● **PROBLEM TO SOLVE**: A faithful copy without images is required: write out all the records exactly.

● **EXERCISE DATA**:
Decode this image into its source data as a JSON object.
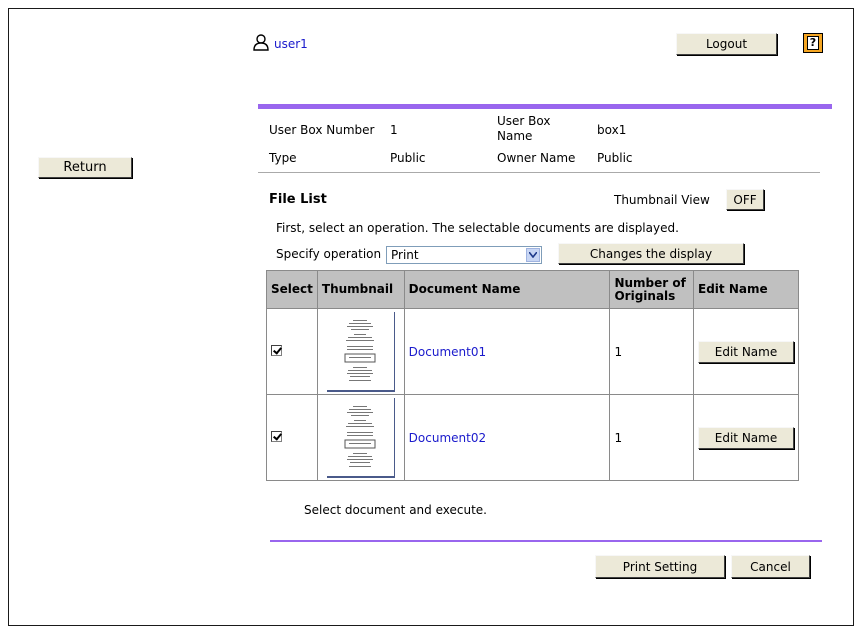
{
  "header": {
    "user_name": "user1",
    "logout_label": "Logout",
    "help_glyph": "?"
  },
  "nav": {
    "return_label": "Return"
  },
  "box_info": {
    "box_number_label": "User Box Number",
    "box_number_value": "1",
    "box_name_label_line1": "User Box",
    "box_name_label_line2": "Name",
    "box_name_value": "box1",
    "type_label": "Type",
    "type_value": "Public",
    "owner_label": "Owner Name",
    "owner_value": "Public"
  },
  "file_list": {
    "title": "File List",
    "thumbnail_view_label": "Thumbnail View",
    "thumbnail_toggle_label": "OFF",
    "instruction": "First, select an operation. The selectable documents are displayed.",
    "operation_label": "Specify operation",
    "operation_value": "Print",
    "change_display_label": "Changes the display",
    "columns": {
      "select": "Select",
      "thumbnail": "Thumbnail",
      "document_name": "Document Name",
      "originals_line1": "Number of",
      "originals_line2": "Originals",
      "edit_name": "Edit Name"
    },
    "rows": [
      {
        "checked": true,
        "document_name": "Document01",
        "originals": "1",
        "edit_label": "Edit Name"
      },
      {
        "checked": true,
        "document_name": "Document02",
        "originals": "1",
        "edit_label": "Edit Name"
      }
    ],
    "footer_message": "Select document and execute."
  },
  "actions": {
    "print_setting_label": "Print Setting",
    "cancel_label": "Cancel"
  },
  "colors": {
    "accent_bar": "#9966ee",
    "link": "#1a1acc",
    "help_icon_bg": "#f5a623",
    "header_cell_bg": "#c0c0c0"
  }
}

● **WRITTEN REPLY**:
Decode this image into its source data as a JSON object.
{
  "header": {
    "user_name": "user1",
    "logout_label": "Logout",
    "help_glyph": "?"
  },
  "nav": {
    "return_label": "Return"
  },
  "box_info": {
    "box_number_label": "User Box Number",
    "box_number_value": "1",
    "box_name_label_line1": "User Box",
    "box_name_label_line2": "Name",
    "box_name_value": "box1",
    "type_label": "Type",
    "type_value": "Public",
    "owner_label": "Owner Name",
    "owner_value": "Public"
  },
  "file_list": {
    "title": "File List",
    "thumbnail_view_label": "Thumbnail View",
    "thumbnail_toggle_label": "OFF",
    "instruction": "First, select an operation. The selectable documents are displayed.",
    "operation_label": "Specify operation",
    "operation_value": "Print",
    "change_display_label": "Changes the display",
    "columns": {
      "select": "Select",
      "thumbnail": "Thumbnail",
      "document_name": "Document Name",
      "originals_line1": "Number of",
      "originals_line2": "Originals",
      "edit_name": "Edit Name"
    },
    "rows": [
      {
        "checked": true,
        "document_name": "Document01",
        "originals": "1",
        "edit_label": "Edit Name"
      },
      {
        "checked": true,
        "document_name": "Document02",
        "originals": "1",
        "edit_label": "Edit Name"
      }
    ],
    "footer_message": "Select document and execute."
  },
  "actions": {
    "print_setting_label": "Print Setting",
    "cancel_label": "Cancel"
  },
  "colors": {
    "accent_bar": "#9966ee",
    "link": "#1a1acc",
    "help_icon_bg": "#f5a623",
    "header_cell_bg": "#c0c0c0"
  }
}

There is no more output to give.